Take a fillet of fish, a rising souffle mix in a pomegranate salad and a dash of charm and – voila – you have the perfect dish, an evening with James Martin.
Yep, the boy from Malton did good in his first live tour. It was a sell-out success in Bridlington where more than a 1,000 people came to see their local food hero.
He did what Paul Hollywood failed to do – sell out the Royal Hall. The Great British Bake Off star played to 500 fans – and Martin made sure Hollywood knew who was the star.
He took pictures of his audience and then texted the photos to the celebrity baker. Hollywood’s response was unrepeatable.
The appetite for cookery programmes and its presenters are still there – what Martin has that Hollywood has not are connections – local ones.
Born in a village in Ryedale, he attended local schools before attending what was then Scarborough Technical College to study catering.
He had every praise for his lecturers for teaching him straightforward culinary skills. At age 17 he headed for London to work for Marco Pierre White.
He has appeared on Ready Steady Cook and presents Home Comforts. His decision to quit Saturday Kitchen after 10 years caused a melt down from fans begging him to stay.
He did talk about that – but only to say what he already has: he’s quitting because he wants Saturday mornings to himself – not because of a dodgy sink.
But it is not just his local connections that endear him to us – Martin has natural charm. There’s no flirting with the flambe, crudeness with the crudites – just old-fashioned empathy. He is down to earth.
He is aware he is dishy – the word is used on some of his merchandise – but there is not a soupcon of arrogance about Martin just spoonfuls, large, of self-effacing humour.
There have been few salacious stories about him and women – and the man loves his mum who was in the audience with his sister (the butt of an hilarious story about olive stones).
Martin also keeps it real – he cooked up nine dishes altogether – no flair, no finesse – which I am sure he has but this was not a Michelin-starred occasion – but they looked good enough to eat.
The blow-torched mackerel, salmon mousse, garlic butter chicken and Swiss roll were put together in minutes.

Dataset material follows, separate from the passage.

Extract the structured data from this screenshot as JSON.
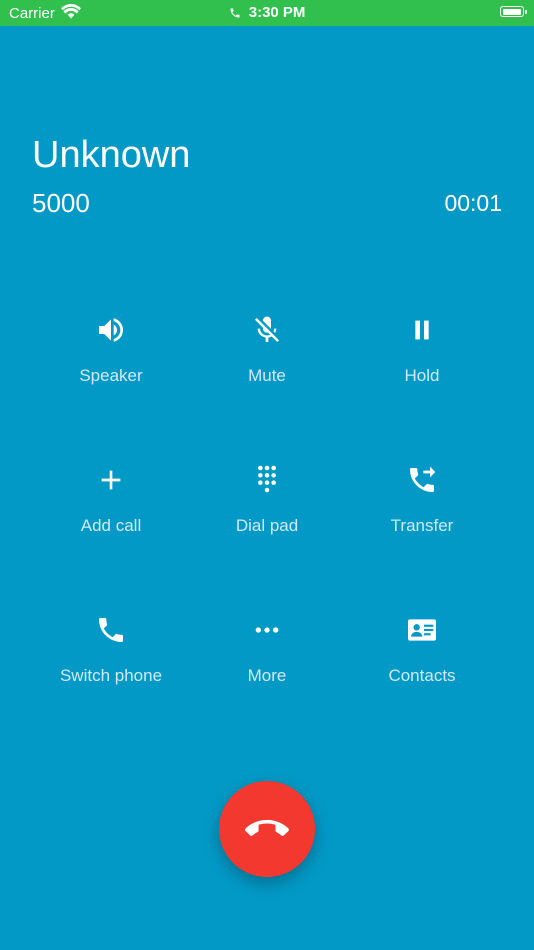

Martin engaged with his audience in a question and answer session – but more just by chatting to them – and thanking them for years of support.
His finale – won’t spoil it in case you are going – but it was wonderfully funny and in keeping with his have-ago personality.